I have a trusted group of people that I let read my work. Feedback is important. When I begin writing, I don't always know what I am writing or what it means, so I place feedback in the journey, even if it's me reading it out loud over and over. Voice recorders are a great way to listen to your words read back to you. Script readings don't have to be all pomp and circumstance; get a group of folks to read it out loud anywhere. I like obstructions or obstacles while writing. I do well within a tight frame I set for myself, only to know exactly why I am breaking out of it. I am not the kind of person who lacks inspiration. I know how to use my imagination and play by myself.
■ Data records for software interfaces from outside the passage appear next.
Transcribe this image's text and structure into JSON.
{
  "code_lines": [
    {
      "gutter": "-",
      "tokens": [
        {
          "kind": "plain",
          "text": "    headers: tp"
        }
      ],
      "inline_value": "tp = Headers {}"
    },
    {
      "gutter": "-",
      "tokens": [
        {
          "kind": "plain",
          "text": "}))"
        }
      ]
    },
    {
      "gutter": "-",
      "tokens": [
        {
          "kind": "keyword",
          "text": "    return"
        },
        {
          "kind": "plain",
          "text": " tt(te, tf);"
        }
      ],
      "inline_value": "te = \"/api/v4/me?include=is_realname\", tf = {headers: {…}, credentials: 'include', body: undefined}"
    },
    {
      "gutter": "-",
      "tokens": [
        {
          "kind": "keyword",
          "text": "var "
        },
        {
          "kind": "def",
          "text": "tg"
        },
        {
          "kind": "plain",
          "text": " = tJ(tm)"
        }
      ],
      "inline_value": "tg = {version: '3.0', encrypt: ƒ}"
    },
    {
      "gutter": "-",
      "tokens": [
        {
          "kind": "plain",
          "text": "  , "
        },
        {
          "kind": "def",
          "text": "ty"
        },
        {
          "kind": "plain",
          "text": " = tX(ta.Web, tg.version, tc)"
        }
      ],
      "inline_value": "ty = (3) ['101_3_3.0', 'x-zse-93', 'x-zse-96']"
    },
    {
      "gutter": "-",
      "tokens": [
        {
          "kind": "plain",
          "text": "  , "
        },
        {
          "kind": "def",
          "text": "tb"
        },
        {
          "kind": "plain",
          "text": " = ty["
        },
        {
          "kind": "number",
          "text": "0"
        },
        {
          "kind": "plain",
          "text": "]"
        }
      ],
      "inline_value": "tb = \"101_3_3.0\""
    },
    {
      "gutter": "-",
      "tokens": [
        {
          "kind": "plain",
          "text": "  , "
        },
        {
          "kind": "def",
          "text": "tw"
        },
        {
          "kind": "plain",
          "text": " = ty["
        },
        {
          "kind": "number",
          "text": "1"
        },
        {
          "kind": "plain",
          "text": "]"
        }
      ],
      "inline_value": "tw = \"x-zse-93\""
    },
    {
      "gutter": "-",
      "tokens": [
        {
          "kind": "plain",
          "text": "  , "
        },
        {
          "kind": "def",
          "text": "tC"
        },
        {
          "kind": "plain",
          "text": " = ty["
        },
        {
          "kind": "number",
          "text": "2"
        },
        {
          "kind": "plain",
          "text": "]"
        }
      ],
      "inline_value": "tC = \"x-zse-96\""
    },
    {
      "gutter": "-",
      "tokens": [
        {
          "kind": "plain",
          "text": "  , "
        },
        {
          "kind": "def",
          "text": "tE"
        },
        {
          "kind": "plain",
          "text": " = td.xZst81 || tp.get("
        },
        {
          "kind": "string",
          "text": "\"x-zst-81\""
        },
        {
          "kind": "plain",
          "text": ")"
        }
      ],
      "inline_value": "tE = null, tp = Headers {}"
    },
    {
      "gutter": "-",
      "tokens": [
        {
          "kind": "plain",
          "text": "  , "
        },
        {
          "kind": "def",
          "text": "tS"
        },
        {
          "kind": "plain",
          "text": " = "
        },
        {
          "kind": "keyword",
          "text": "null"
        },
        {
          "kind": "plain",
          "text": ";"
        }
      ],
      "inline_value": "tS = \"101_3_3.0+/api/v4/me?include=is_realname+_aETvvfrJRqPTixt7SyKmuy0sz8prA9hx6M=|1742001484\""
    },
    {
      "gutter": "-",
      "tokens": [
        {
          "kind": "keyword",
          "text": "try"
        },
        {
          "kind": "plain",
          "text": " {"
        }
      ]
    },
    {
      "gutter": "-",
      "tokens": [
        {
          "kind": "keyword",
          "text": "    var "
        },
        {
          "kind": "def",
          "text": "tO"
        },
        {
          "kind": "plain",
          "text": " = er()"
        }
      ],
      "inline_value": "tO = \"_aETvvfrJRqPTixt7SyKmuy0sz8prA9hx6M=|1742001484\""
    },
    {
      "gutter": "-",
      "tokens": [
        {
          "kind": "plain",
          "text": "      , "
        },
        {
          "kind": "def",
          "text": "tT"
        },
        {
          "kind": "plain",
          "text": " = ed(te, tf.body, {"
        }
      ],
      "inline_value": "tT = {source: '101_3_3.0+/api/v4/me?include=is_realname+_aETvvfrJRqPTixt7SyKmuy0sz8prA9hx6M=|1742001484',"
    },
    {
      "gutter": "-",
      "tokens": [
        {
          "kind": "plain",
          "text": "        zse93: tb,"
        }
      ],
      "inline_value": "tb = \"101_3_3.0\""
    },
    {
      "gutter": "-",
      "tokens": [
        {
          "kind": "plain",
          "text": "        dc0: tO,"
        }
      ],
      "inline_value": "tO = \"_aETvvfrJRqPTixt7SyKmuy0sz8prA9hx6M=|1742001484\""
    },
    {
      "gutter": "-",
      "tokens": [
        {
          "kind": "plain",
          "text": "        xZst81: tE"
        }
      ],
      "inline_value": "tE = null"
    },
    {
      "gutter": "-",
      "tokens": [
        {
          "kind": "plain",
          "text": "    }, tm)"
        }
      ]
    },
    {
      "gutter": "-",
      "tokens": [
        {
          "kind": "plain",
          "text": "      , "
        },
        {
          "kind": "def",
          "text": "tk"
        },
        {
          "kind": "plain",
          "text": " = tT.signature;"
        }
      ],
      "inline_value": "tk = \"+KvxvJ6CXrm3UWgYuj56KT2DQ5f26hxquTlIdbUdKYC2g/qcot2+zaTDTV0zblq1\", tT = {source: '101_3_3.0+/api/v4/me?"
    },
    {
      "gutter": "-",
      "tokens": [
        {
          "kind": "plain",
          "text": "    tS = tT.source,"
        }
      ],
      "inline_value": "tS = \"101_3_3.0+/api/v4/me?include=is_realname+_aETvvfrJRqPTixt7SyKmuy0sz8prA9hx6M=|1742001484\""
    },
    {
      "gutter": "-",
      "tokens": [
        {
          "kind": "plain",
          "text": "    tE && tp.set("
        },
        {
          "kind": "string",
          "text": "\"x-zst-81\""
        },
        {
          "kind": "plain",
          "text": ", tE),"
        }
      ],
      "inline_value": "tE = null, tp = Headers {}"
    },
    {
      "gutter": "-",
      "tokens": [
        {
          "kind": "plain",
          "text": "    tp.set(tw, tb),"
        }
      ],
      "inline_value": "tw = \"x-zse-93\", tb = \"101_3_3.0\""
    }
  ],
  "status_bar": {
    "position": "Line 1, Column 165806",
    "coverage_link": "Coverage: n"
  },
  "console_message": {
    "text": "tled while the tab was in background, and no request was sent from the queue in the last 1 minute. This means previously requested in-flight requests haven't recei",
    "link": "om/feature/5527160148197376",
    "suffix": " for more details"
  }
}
If I could write every day and write in a post-capitalist world, that would be my dream – to be free to write whatever and whenever I want without the concessions of financial needs. I am inspired by nature. My neighborhood. My city. My people. My family. The homegirls from high school. My community. I don't reach v far for inspiration, and I think that's noticeable in my work.
You can read my short Pushing Future Past in the Obsidian Literature Journal. I always tell young writers to get their hands on Julie Dash's Daughters of the Dust script. The first three-five pages are everything you need to learn about screenwriting. Send me a DM on some platform and thank me. A personal belief is that cinema should be accessible and public. The people should not have too many challenges and financial strings to watch great cinema.
What’s next for you- for the rest of 2021?
2021. Wow. This pandemic be shifting the world right under your feet. I haven't made many plans these days other than to love the people closest to me before they transition. Try to get to Boston to ask my 97-year-old Aunt Tootsie some questions.
I had so many plans pre-pandemic, but as of July 26th, I am finishing post-production on my feature film Elephant. I will get it out in the world. Finish my next script. Maybe sew some pockets on a few jackets. Smell the flowers before the climate shifts too left. Whatever is in store for me in 2021 is set. I need to walk along the path with intention, gratitude and not throw any rocks in my way.